EXERCISE REQUIREMENTS: Print all the data that follows exactly, images excluded.

──────── EXCERPTED DATA

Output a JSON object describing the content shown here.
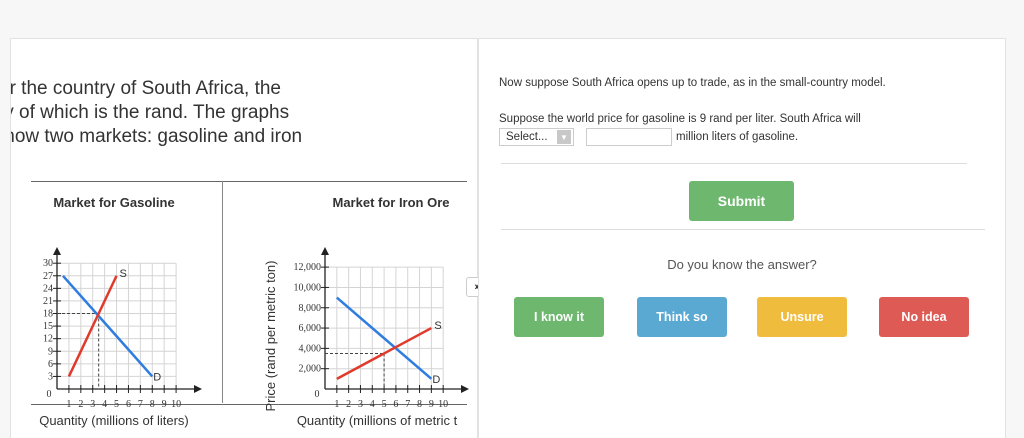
{
  "intro": {
    "line1": "er the country of South Africa, the",
    "line2": ":y of which is the rand. The graphs",
    "line3": ";how two markets: gasoline and iron"
  },
  "gas_chart": {
    "title": "Market for Gasoline",
    "xlabel": "Quantity (millions of liters)",
    "supply_label": "S",
    "demand_label": "D"
  },
  "iron_chart": {
    "title": "Market for Iron Ore",
    "xlabel": "Quantity (millions of metric t",
    "ylabel": "Price (rand per metric ton)",
    "supply_label": "S",
    "demand_label": "D"
  },
  "chart_data": [
    {
      "type": "line",
      "title": "Market for Gasoline",
      "xlabel": "Quantity (millions of liters)",
      "ylabel": "",
      "x_ticks": [
        1,
        2,
        3,
        4,
        5,
        6,
        7,
        8,
        9,
        10
      ],
      "y_ticks": [
        3,
        6,
        9,
        12,
        15,
        18,
        21,
        24,
        27,
        30
      ],
      "xlim": [
        0,
        11
      ],
      "ylim": [
        0,
        31
      ],
      "series": [
        {
          "name": "S",
          "color": "#e03a2b",
          "x": [
            1,
            5
          ],
          "y": [
            3,
            27
          ]
        },
        {
          "name": "D",
          "color": "#2f7de0",
          "x": [
            0.5,
            8
          ],
          "y": [
            27,
            3
          ]
        }
      ],
      "equilibrium": {
        "x": 3.5,
        "y": 18
      }
    },
    {
      "type": "line",
      "title": "Market for Iron Ore",
      "xlabel": "Quantity (millions of metric t",
      "ylabel": "Price (rand per metric ton)",
      "x_ticks": [
        1,
        2,
        3,
        4,
        5,
        6,
        7,
        8,
        9,
        10
      ],
      "y_ticks": [
        2000,
        4000,
        6000,
        8000,
        10000,
        12000
      ],
      "y_tick_labels": [
        "2,000",
        "4,000",
        "6,000",
        "8,000",
        "10,000",
        "12,000"
      ],
      "xlim": [
        0,
        11
      ],
      "ylim": [
        0,
        12800
      ],
      "series": [
        {
          "name": "S",
          "color": "#e03a2b",
          "x": [
            1,
            9
          ],
          "y": [
            1000,
            6000
          ]
        },
        {
          "name": "D",
          "color": "#2f7de0",
          "x": [
            1,
            9
          ],
          "y": [
            9000,
            1000
          ]
        }
      ],
      "equilibrium": {
        "x": 5,
        "y": 3500
      }
    }
  ],
  "toggle_label": "›‹",
  "right": {
    "q1": "Now suppose South Africa opens up to trade, as in the small-country model.",
    "q2": "Suppose the world price for gasoline is 9 rand per liter. South Africa will",
    "select_value": "Select...",
    "select_arrow": "▼",
    "after_input": "million liters of gasoline.",
    "submit_label": "Submit",
    "prompt": "Do you know the answer?",
    "buttons": [
      {
        "label": "I know it",
        "color": "#6db76e"
      },
      {
        "label": "Think so",
        "color": "#5aa9d3"
      },
      {
        "label": "Unsure",
        "color": "#f0bc3e"
      },
      {
        "label": "No idea",
        "color": "#dd5a55"
      }
    ]
  }
}
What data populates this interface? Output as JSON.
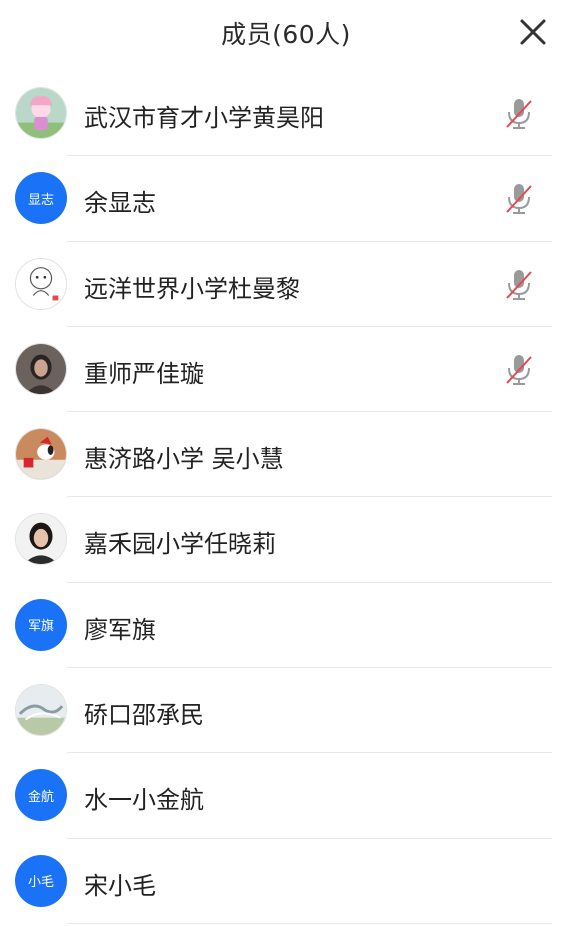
{
  "header": {
    "title": "成员(60人)",
    "close_icon": "close-icon"
  },
  "members": [
    {
      "name": "武汉市育才小学黄昊阳",
      "avatar_type": "photo",
      "avatar_icon": "cartoon-avatar-icon",
      "muted": true
    },
    {
      "name": "余显志",
      "avatar_type": "text",
      "avatar_text": "显志",
      "muted": true
    },
    {
      "name": "远洋世界小学杜曼黎",
      "avatar_type": "photo",
      "avatar_icon": "sketch-avatar-icon",
      "muted": true
    },
    {
      "name": "重师严佳璇",
      "avatar_type": "photo",
      "avatar_icon": "portrait-avatar-icon",
      "muted": true
    },
    {
      "name": "惠济路小学 吴小慧",
      "avatar_type": "photo",
      "avatar_icon": "snoopy-avatar-icon",
      "muted": false
    },
    {
      "name": "嘉禾园小学任晓莉",
      "avatar_type": "photo",
      "avatar_icon": "portrait-avatar-icon",
      "muted": false
    },
    {
      "name": "廖军旗",
      "avatar_type": "text",
      "avatar_text": "军旗",
      "muted": false
    },
    {
      "name": "硚口邵承民",
      "avatar_type": "photo",
      "avatar_icon": "landscape-avatar-icon",
      "muted": false
    },
    {
      "name": "水一小金航",
      "avatar_type": "text",
      "avatar_text": "金航",
      "muted": false
    },
    {
      "name": "宋小毛",
      "avatar_type": "text",
      "avatar_text": "小毛",
      "muted": false
    }
  ],
  "colors": {
    "accent": "#1a73f7",
    "muted_slash": "#e5484d",
    "mic_gray": "#9a9a9a"
  }
}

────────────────

EXPECTED ANSWER:
Output a JSON object describing the content shown here.
{
  "intro": {
    "line1": "er the country of South Africa, the",
    "line2": ":y of which is the rand. The graphs",
    "line3": ";how two markets: gasoline and iron"
  },
  "gas_chart": {
    "title": "Market for Gasoline",
    "xlabel": "Quantity (millions of liters)",
    "supply_label": "S",
    "demand_label": "D"
  },
  "iron_chart": {
    "title": "Market for Iron Ore",
    "xlabel": "Quantity (millions of metric t",
    "ylabel": "Price (rand per metric ton)",
    "supply_label": "S",
    "demand_label": "D"
  },
  "chart_data": [
    {
      "type": "line",
      "title": "Market for Gasoline",
      "xlabel": "Quantity (millions of liters)",
      "ylabel": "",
      "x_ticks": [
        1,
        2,
        3,
        4,
        5,
        6,
        7,
        8,
        9,
        10
      ],
      "y_ticks": [
        3,
        6,
        9,
        12,
        15,
        18,
        21,
        24,
        27,
        30
      ],
      "xlim": [
        0,
        11
      ],
      "ylim": [
        0,
        31
      ],
      "series": [
        {
          "name": "S",
          "color": "#e03a2b",
          "x": [
            1,
            5
          ],
          "y": [
            3,
            27
          ]
        },
        {
          "name": "D",
          "color": "#2f7de0",
          "x": [
            0.5,
            8
          ],
          "y": [
            27,
            3
          ]
        }
      ],
      "equilibrium": {
        "x": 3.5,
        "y": 18
      }
    },
    {
      "type": "line",
      "title": "Market for Iron Ore",
      "xlabel": "Quantity (millions of metric t",
      "ylabel": "Price (rand per metric ton)",
      "x_ticks": [
        1,
        2,
        3,
        4,
        5,
        6,
        7,
        8,
        9,
        10
      ],
      "y_ticks": [
        2000,
        4000,
        6000,
        8000,
        10000,
        12000
      ],
      "y_tick_labels": [
        "2,000",
        "4,000",
        "6,000",
        "8,000",
        "10,000",
        "12,000"
      ],
      "xlim": [
        0,
        11
      ],
      "ylim": [
        0,
        12800
      ],
      "series": [
        {
          "name": "S",
          "color": "#e03a2b",
          "x": [
            1,
            9
          ],
          "y": [
            1000,
            6000
          ]
        },
        {
          "name": "D",
          "color": "#2f7de0",
          "x": [
            1,
            9
          ],
          "y": [
            9000,
            1000
          ]
        }
      ],
      "equilibrium": {
        "x": 5,
        "y": 3500
      }
    }
  ],
  "toggle_label": "›‹",
  "right": {
    "q1": "Now suppose South Africa opens up to trade, as in the small-country model.",
    "q2": "Suppose the world price for gasoline is 9 rand per liter. South Africa will",
    "select_value": "Select...",
    "select_arrow": "▼",
    "after_input": "million liters of gasoline.",
    "submit_label": "Submit",
    "prompt": "Do you know the answer?",
    "buttons": [
      {
        "label": "I know it",
        "color": "#6db76e"
      },
      {
        "label": "Think so",
        "color": "#5aa9d3"
      },
      {
        "label": "Unsure",
        "color": "#f0bc3e"
      },
      {
        "label": "No idea",
        "color": "#dd5a55"
      }
    ]
  }
}
What data populates this interface? Output as JSON.
{
  "header": {
    "title": "成员(60人)",
    "close_icon": "close-icon"
  },
  "members": [
    {
      "name": "武汉市育才小学黄昊阳",
      "avatar_type": "photo",
      "avatar_icon": "cartoon-avatar-icon",
      "muted": true
    },
    {
      "name": "余显志",
      "avatar_type": "text",
      "avatar_text": "显志",
      "muted": true
    },
    {
      "name": "远洋世界小学杜曼黎",
      "avatar_type": "photo",
      "avatar_icon": "sketch-avatar-icon",
      "muted": true
    },
    {
      "name": "重师严佳璇",
      "avatar_type": "photo",
      "avatar_icon": "portrait-avatar-icon",
      "muted": true
    },
    {
      "name": "惠济路小学 吴小慧",
      "avatar_type": "photo",
      "avatar_icon": "snoopy-avatar-icon",
      "muted": false
    },
    {
      "name": "嘉禾园小学任晓莉",
      "avatar_type": "photo",
      "avatar_icon": "portrait-avatar-icon",
      "muted": false
    },
    {
      "name": "廖军旗",
      "avatar_type": "text",
      "avatar_text": "军旗",
      "muted": false
    },
    {
      "name": "硚口邵承民",
      "avatar_type": "photo",
      "avatar_icon": "landscape-avatar-icon",
      "muted": false
    },
    {
      "name": "水一小金航",
      "avatar_type": "text",
      "avatar_text": "金航",
      "muted": false
    },
    {
      "name": "宋小毛",
      "avatar_type": "text",
      "avatar_text": "小毛",
      "muted": false
    }
  ],
  "colors": {
    "accent": "#1a73f7",
    "muted_slash": "#e5484d",
    "mic_gray": "#9a9a9a"
  }
}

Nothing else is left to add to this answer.